"For every dollar of premiums gathered from policyholders, 53.1¢ go back to policyholders in the form of claims, 15.9¢ go back to communities in the form of various government taxes on insurance, 20.5¢ go to industry operating and regulatory costs and 10.5¢ go to industry profit.

These percentages are based on a 7-year national average from 2004 to 2010."

Visually, this is how it looks:

It’s easy to see that the majority of your premiums are used to pay insurance claims.

In Ontario, where your insurance premiums go on an individual policy level is detailed in the policy itself and is broken down by coverage. Review your policy and you’ll see the premiums that are charged for mandatory Liability, Direct Compensation (the section that covers your vehicle if you have a not at fault collision) and Accident Benefits, as well as the premium charged for optional coverages like Collision and Comprehensive.

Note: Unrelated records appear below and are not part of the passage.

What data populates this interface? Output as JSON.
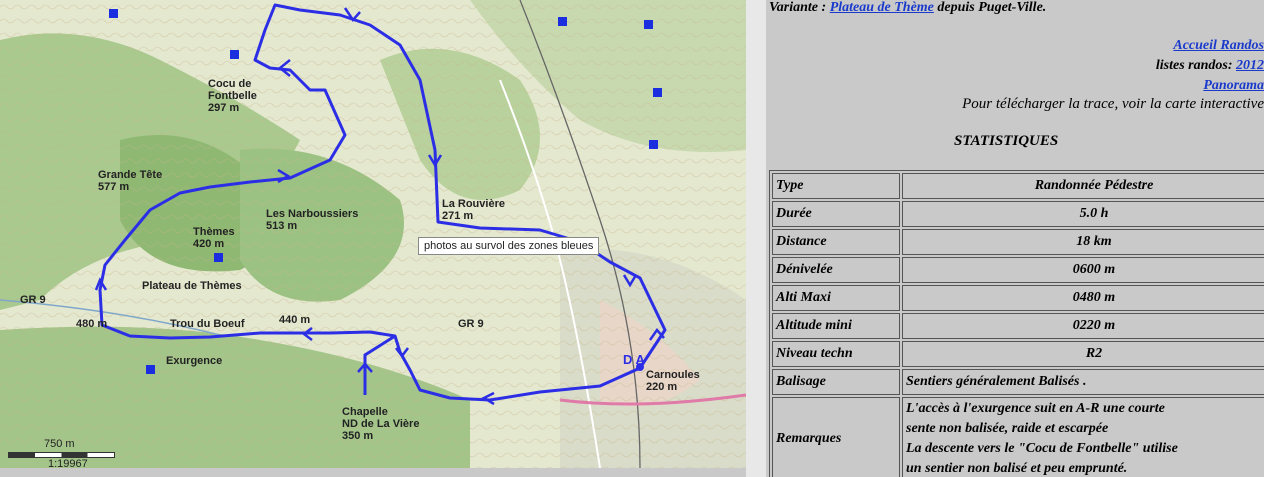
{
  "map": {
    "tooltip": "photos au survol des zones bleues",
    "scale": "750 m",
    "scale_ratio": "1:19967",
    "labels": [
      {
        "name": "cocu",
        "lines": [
          "Cocu de",
          "Fontbelle",
          "297 m"
        ]
      },
      {
        "name": "grande-tete",
        "lines": [
          "Grande Tête",
          "577 m"
        ]
      },
      {
        "name": "themes",
        "lines": [
          "Thèmes",
          "420 m"
        ]
      },
      {
        "name": "narboussiers",
        "lines": [
          "Les Narboussiers",
          "513 m"
        ]
      },
      {
        "name": "rouviere",
        "lines": [
          "La Rouvière",
          "271 m"
        ]
      },
      {
        "name": "plateau",
        "lines": [
          "Plateau de Thèmes"
        ]
      },
      {
        "name": "gr9-left",
        "lines": [
          "GR 9"
        ]
      },
      {
        "name": "alt-480",
        "lines": [
          "480 m"
        ]
      },
      {
        "name": "trou",
        "lines": [
          "Trou du Boeuf"
        ]
      },
      {
        "name": "alt-440",
        "lines": [
          "440 m"
        ]
      },
      {
        "name": "gr9-right",
        "lines": [
          "GR 9"
        ]
      },
      {
        "name": "exurgence",
        "lines": [
          "Exurgence"
        ]
      },
      {
        "name": "chapelle",
        "lines": [
          "Chapelle",
          "ND de La Vière",
          "350 m"
        ]
      },
      {
        "name": "carnoules",
        "lines": [
          "Carnoules",
          "220 m"
        ]
      },
      {
        "name": "da",
        "lines": [
          "D  A"
        ]
      }
    ],
    "route_color": "#2c2ee6",
    "marker_color": "#1a2ee0"
  },
  "variante": {
    "prefix": "Variante :",
    "link": "Plateau de Thème",
    "suffix": "depuis Puget-Ville."
  },
  "links": {
    "accueil": "Accueil Randos",
    "listes_prefix": "listes randos:",
    "listes_link": "2012",
    "panorama": "Panorama"
  },
  "download_text": "Pour télécharger la trace, voir la carte interactive",
  "stats_title": "STATISTIQUES",
  "stats": [
    {
      "key": "Type",
      "value": "Randonnée Pédestre",
      "align": "v"
    },
    {
      "key": "Durée",
      "value": "5.0 h",
      "align": "v"
    },
    {
      "key": "Distance",
      "value": "18 km",
      "align": "v"
    },
    {
      "key": "Dénivelée",
      "value": "0600 m",
      "align": "v"
    },
    {
      "key": "Alti Maxi",
      "value": "0480 m",
      "align": "v"
    },
    {
      "key": "Altitude mini",
      "value": "0220 m",
      "align": "v"
    },
    {
      "key": "Niveau techn",
      "value": "R2",
      "align": "v"
    },
    {
      "key": "Balisage",
      "value": "Sentiers généralement Balisés .",
      "align": "l"
    }
  ],
  "remarques": {
    "key": "Remarques",
    "lines": [
      "L'accès à l'exurgence suit en A-R une courte",
      "sente non balisée, raide et escarpée",
      "La descente vers le \"Cocu de Fontbelle\" utilise",
      "un sentier non balisé et peu emprunté."
    ]
  }
}
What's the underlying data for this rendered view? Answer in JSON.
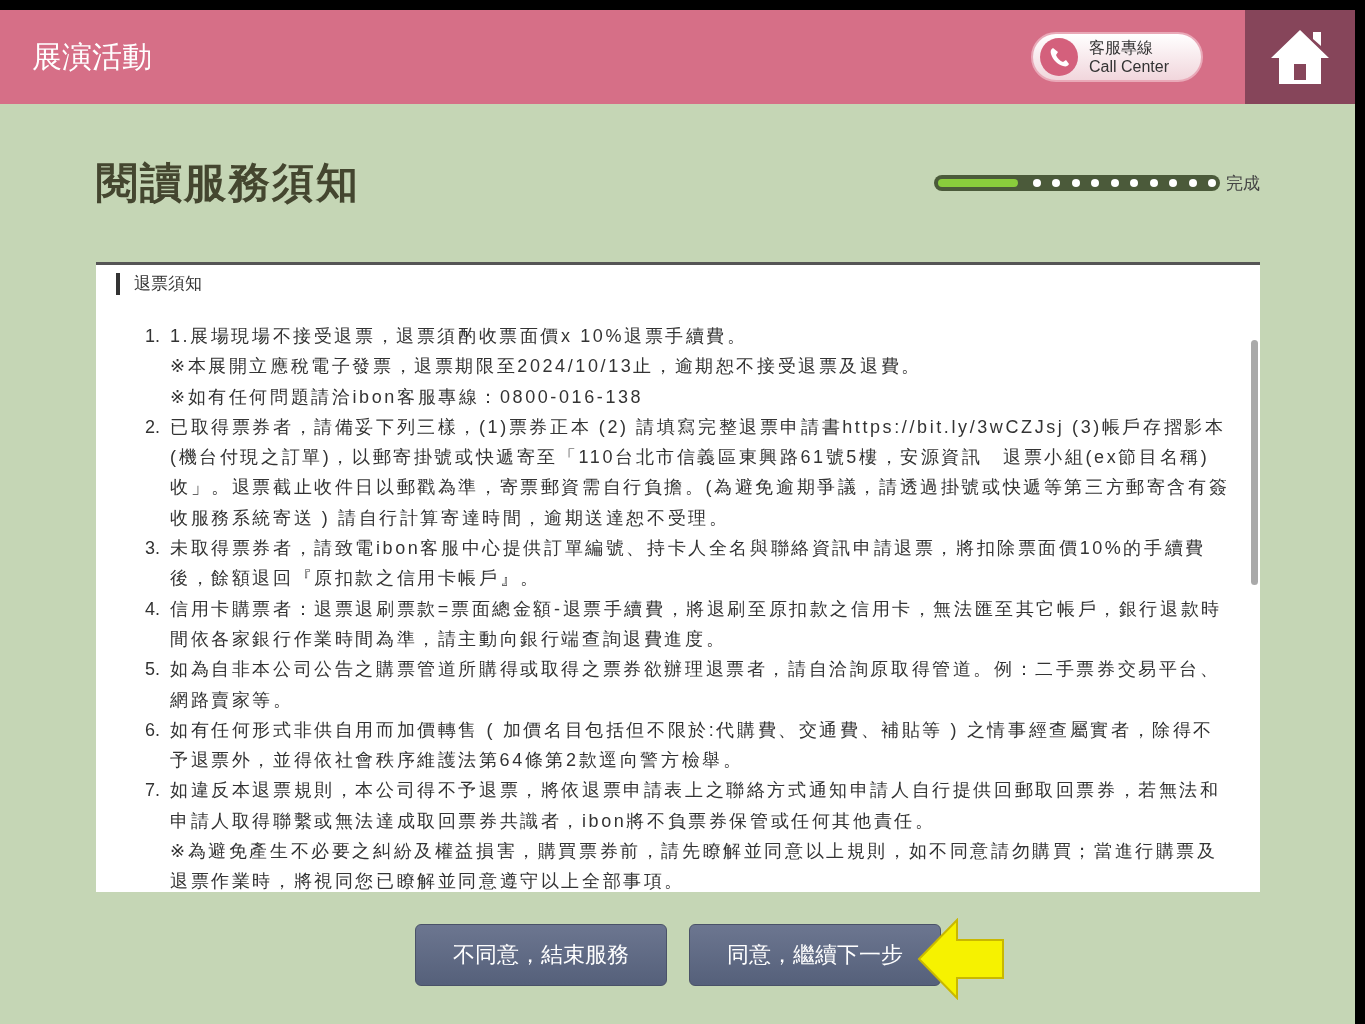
{
  "header": {
    "title": "展演活動",
    "call_center": {
      "label_zh": "客服專線",
      "label_en": "Call Center"
    }
  },
  "page_title": "閱讀服務須知",
  "progress": {
    "level": 0.28,
    "end_label": "完成"
  },
  "notice": {
    "heading": "退票須知",
    "items": [
      {
        "number": "1.",
        "paragraphs": [
          "1.展場現場不接受退票，退票須酌收票面價x 10%退票手續費。",
          "※本展開立應稅電子發票，退票期限至2024/10/13止，逾期恕不接受退票及退費。",
          "※如有任何問題請洽ibon客服專線：0800-016-138"
        ]
      },
      {
        "number": "2.",
        "paragraphs": [
          "已取得票券者，請備妥下列三樣，(1)票券正本  (2)  請填寫完整退票申請書https://bit.ly/3wCZJsj  (3)帳戶存摺影本(機台付現之訂單)，以郵寄掛號或快遞寄至「110台北市信義區東興路61號5樓，安源資訊　退票小組(ex節目名稱)收」。退票截止收件日以郵戳為準，寄票郵資需自行負擔。(為避免逾期爭議，請透過掛號或快遞等第三方郵寄含有簽收服務系統寄送 ) 請自行計算寄達時間，逾期送達恕不受理。"
        ]
      },
      {
        "number": "3.",
        "paragraphs": [
          "未取得票券者，請致電ibon客服中心提供訂單編號、持卡人全名與聯絡資訊申請退票，將扣除票面價10%的手續費後，餘額退回『原扣款之信用卡帳戶』。"
        ]
      },
      {
        "number": "4.",
        "paragraphs": [
          "信用卡購票者：退票退刷票款=票面總金額-退票手續費，將退刷至原扣款之信用卡，無法匯至其它帳戶，銀行退款時間依各家銀行作業時間為準，請主動向銀行端查詢退費進度。"
        ]
      },
      {
        "number": "5.",
        "paragraphs": [
          "如為自非本公司公告之購票管道所購得或取得之票券欲辦理退票者，請自洽詢原取得管道。例：二手票券交易平台、網路賣家等。"
        ]
      },
      {
        "number": "6.",
        "paragraphs": [
          "如有任何形式非供自用而加價轉售 ( 加價名目包括但不限於:代購費、交通費、補貼等 ) 之情事經查屬實者，除得不予退票外，並得依社會秩序維護法第64條第2款逕向警方檢舉。"
        ]
      },
      {
        "number": "7.",
        "paragraphs": [
          "如違反本退票規則，本公司得不予退票，將依退票申請表上之聯絡方式通知申請人自行提供回郵取回票券，若無法和申請人取得聯繫或無法達成取回票券共識者，ibon將不負票券保管或任何其他責任。",
          "※為避免產生不必要之糾紛及權益損害，購買票券前，請先瞭解並同意以上規則，如不同意請勿購買；當進行購票及退票作業時，將視同您已瞭解並同意遵守以上全部事項。"
        ]
      }
    ]
  },
  "buttons": [
    {
      "label": "不同意，結束服務",
      "kind": "decline"
    },
    {
      "label": "同意，繼續下一步",
      "kind": "accept"
    }
  ]
}
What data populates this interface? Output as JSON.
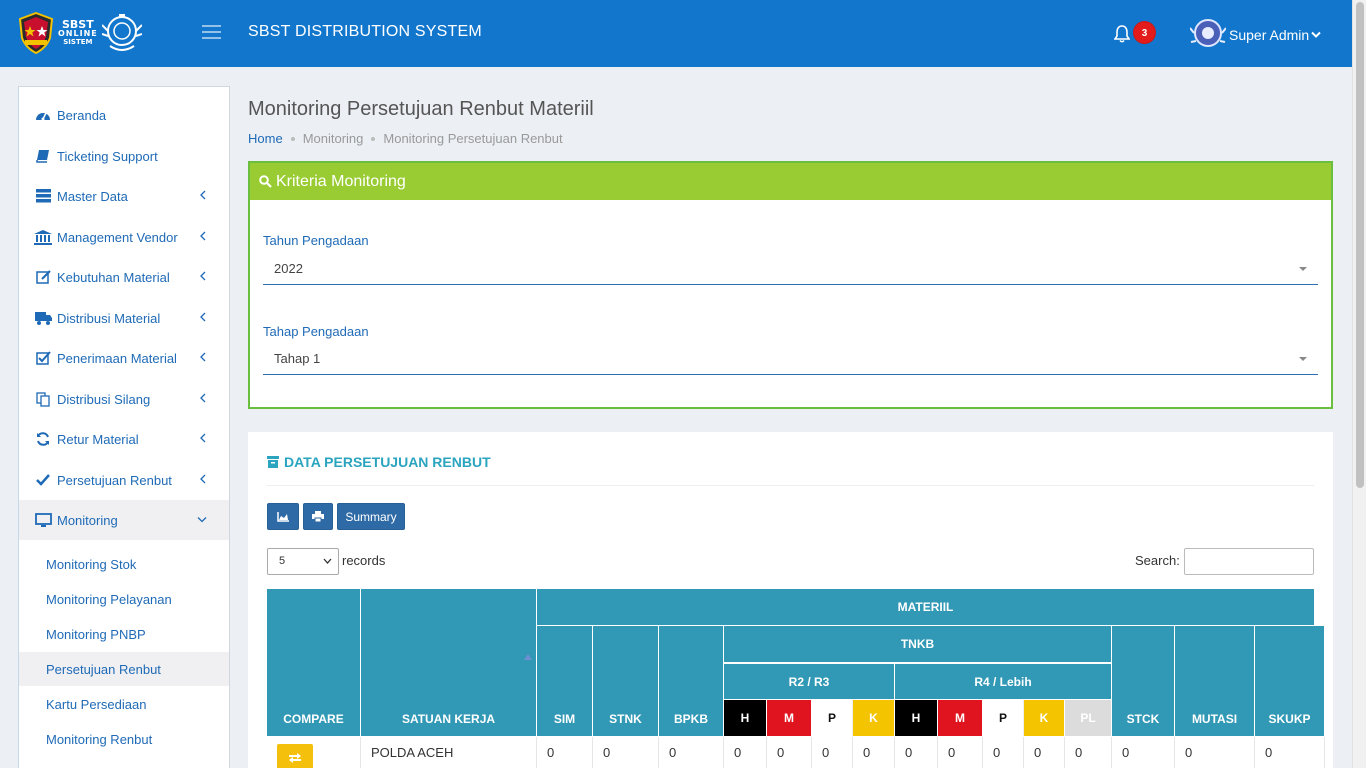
{
  "header": {
    "logo": {
      "line1": "SBST",
      "line2": "ONLINE",
      "line3": "SISTEM"
    },
    "title": "SBST DISTRIBUTION SYSTEM",
    "notification_count": "3",
    "user_name": "Super Admin"
  },
  "colors": {
    "header_bg": "#1277cc",
    "criteria_header": "#99cc33",
    "table_header": "#3198b5",
    "link": "#1f6ab6"
  },
  "sidebar": {
    "items": [
      {
        "label": "Beranda",
        "icon": "dashboard-icon"
      },
      {
        "label": "Ticketing Support",
        "icon": "book-icon"
      },
      {
        "label": "Master Data",
        "icon": "server-icon"
      },
      {
        "label": "Management Vendor",
        "icon": "bank-icon"
      },
      {
        "label": "Kebutuhan Material",
        "icon": "edit-icon"
      },
      {
        "label": "Distribusi Material",
        "icon": "truck-icon"
      },
      {
        "label": "Penerimaan Material",
        "icon": "check-square-icon"
      },
      {
        "label": "Distribusi Silang",
        "icon": "copy-icon"
      },
      {
        "label": "Retur Material",
        "icon": "refresh-icon"
      },
      {
        "label": "Persetujuan Renbut",
        "icon": "check-icon"
      },
      {
        "label": "Monitoring",
        "icon": "monitor-icon"
      }
    ],
    "subitems": [
      {
        "label": "Monitoring Stok"
      },
      {
        "label": "Monitoring Pelayanan"
      },
      {
        "label": "Monitoring PNBP"
      },
      {
        "label": "Persetujuan Renbut"
      },
      {
        "label": "Kartu Persediaan"
      },
      {
        "label": "Monitoring Renbut"
      }
    ]
  },
  "page": {
    "title": "Monitoring Persetujuan Renbut Materiil",
    "breadcrumb": [
      "Home",
      "Monitoring",
      "Monitoring Persetujuan Renbut"
    ]
  },
  "criteria": {
    "title": "Kriteria Monitoring",
    "year_label": "Tahun Pengadaan",
    "year_value": "2022",
    "stage_label": "Tahap Pengadaan",
    "stage_value": "Tahap 1"
  },
  "data": {
    "title": "DATA PERSETUJUAN RENBUT",
    "summary_label": "Summary",
    "page_length": "5",
    "records_label": "records",
    "search_label": "Search:",
    "table": {
      "compare": "COMPARE",
      "satuan_kerja": "SATUAN KERJA",
      "materiil": "MATERIIL",
      "sim": "SIM",
      "stnk": "STNK",
      "bpkb": "BPKB",
      "tnkb": "TNKB",
      "r2r3": "R2 / R3",
      "r4": "R4 / Lebih",
      "stck": "STCK",
      "mutasi": "MUTASI",
      "skukp": "SKUKP",
      "color_codes_r2": [
        "H",
        "M",
        "P",
        "K"
      ],
      "color_codes_r4": [
        "H",
        "M",
        "P",
        "K",
        "PL"
      ],
      "rows": [
        {
          "satuan_kerja": "POLDA ACEH",
          "values": [
            "0",
            "0",
            "0",
            "0",
            "0",
            "0",
            "0",
            "0",
            "0",
            "0",
            "0",
            "0",
            "0",
            "0",
            "0"
          ]
        }
      ]
    }
  }
}
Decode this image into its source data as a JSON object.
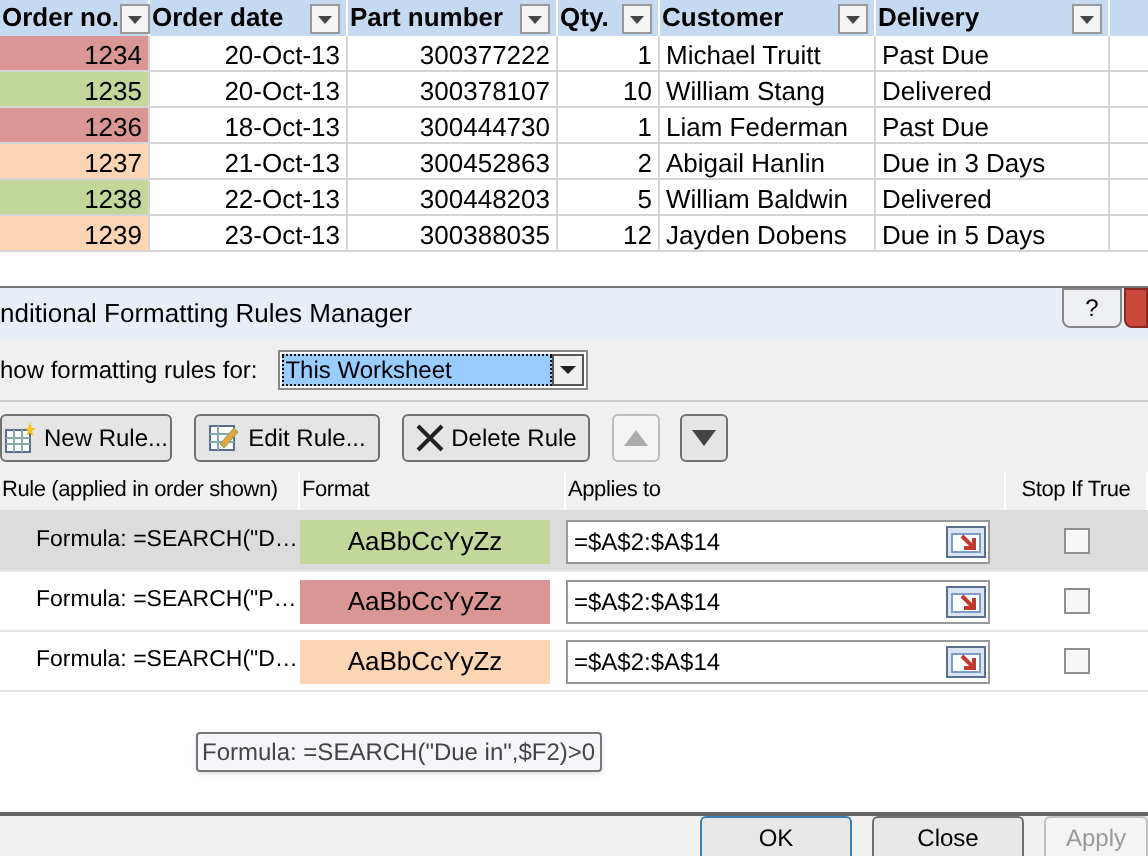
{
  "sheet": {
    "columns": [
      {
        "label": "Order no."
      },
      {
        "label": "Order date"
      },
      {
        "label": "Part number"
      },
      {
        "label": "Qty."
      },
      {
        "label": "Customer"
      },
      {
        "label": "Delivery"
      }
    ],
    "rows": [
      {
        "order_no": "1234",
        "color": "#da9694",
        "order_date": "20-Oct-13",
        "part_number": "300377222",
        "qty": "1",
        "customer": "Michael Truitt",
        "delivery": "Past Due"
      },
      {
        "order_no": "1235",
        "color": "#c4d79b",
        "order_date": "20-Oct-13",
        "part_number": "300378107",
        "qty": "10",
        "customer": "William Stang",
        "delivery": "Delivered"
      },
      {
        "order_no": "1236",
        "color": "#da9694",
        "order_date": "18-Oct-13",
        "part_number": "300444730",
        "qty": "1",
        "customer": "Liam Federman",
        "delivery": "Past Due"
      },
      {
        "order_no": "1237",
        "color": "#fcd5b4",
        "order_date": "21-Oct-13",
        "part_number": "300452863",
        "qty": "2",
        "customer": "Abigail Hanlin",
        "delivery": "Due in 3 Days"
      },
      {
        "order_no": "1238",
        "color": "#c4d79b",
        "order_date": "22-Oct-13",
        "part_number": "300448203",
        "qty": "5",
        "customer": "William Baldwin",
        "delivery": "Delivered"
      },
      {
        "order_no": "1239",
        "color": "#fcd5b4",
        "order_date": "23-Oct-13",
        "part_number": "300388035",
        "qty": "12",
        "customer": "Jayden Dobens",
        "delivery": "Due in 5 Days"
      }
    ]
  },
  "dialog": {
    "title": "nditional Formatting Rules Manager",
    "help": "?",
    "show_rules_label": "how formatting rules for:",
    "show_rules_value": "This Worksheet",
    "toolbar": [
      {
        "kind": "new",
        "label": "New Rule...",
        "disabled": false
      },
      {
        "kind": "edit",
        "label": "Edit Rule...",
        "disabled": false
      },
      {
        "kind": "delete",
        "label": "Delete Rule",
        "disabled": false
      },
      {
        "kind": "up",
        "disabled": true
      },
      {
        "kind": "down",
        "disabled": false
      }
    ],
    "columns": [
      {
        "label": "Rule (applied in order shown)"
      },
      {
        "label": "Format"
      },
      {
        "label": "Applies to"
      },
      {
        "label": "Stop If True"
      }
    ],
    "rules": [
      {
        "rule": "Formula: =SEARCH(\"D…",
        "preview": "AaBbCcYyZz",
        "color": "#c4d79b",
        "applies_to": "=$A$2:$A$14",
        "stop_if_true": false,
        "selected": true
      },
      {
        "rule": "Formula: =SEARCH(\"P…",
        "preview": "AaBbCcYyZz",
        "color": "#da9694",
        "applies_to": "=$A$2:$A$14",
        "stop_if_true": false,
        "selected": false
      },
      {
        "rule": "Formula: =SEARCH(\"D…",
        "preview": "AaBbCcYyZz",
        "color": "#fcd5b4",
        "applies_to": "=$A$2:$A$14",
        "stop_if_true": false,
        "selected": false
      }
    ],
    "tooltip": "Formula: =SEARCH(\"Due in\",$F2)>0",
    "buttons": [
      {
        "label": "OK",
        "disabled": false,
        "default": true
      },
      {
        "label": "Close",
        "disabled": false,
        "default": false
      },
      {
        "label": "Apply",
        "disabled": true,
        "default": false
      }
    ]
  }
}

On my policy, for example, the premium breaks down like this: 35 per cent goes towards Liability, 25 per cent pays for Direct Compensation, 26 per cent pays for Accident Benefits, 9 per cent pays for Collision and 5 per cent pays for Comprehensive.

Visually, this is how my insurance premiums break down:

On your policy these percentages may be different as each driver and vehicle is different.

Only claims that are covered under your policy will be paid out. Review your policy with your insurance professional to make sure you have all of the coverage that you need, and if you feel like you’re paying too much, don’t forget to compare car insurance quotes to make sure you’re getting the best deal possible.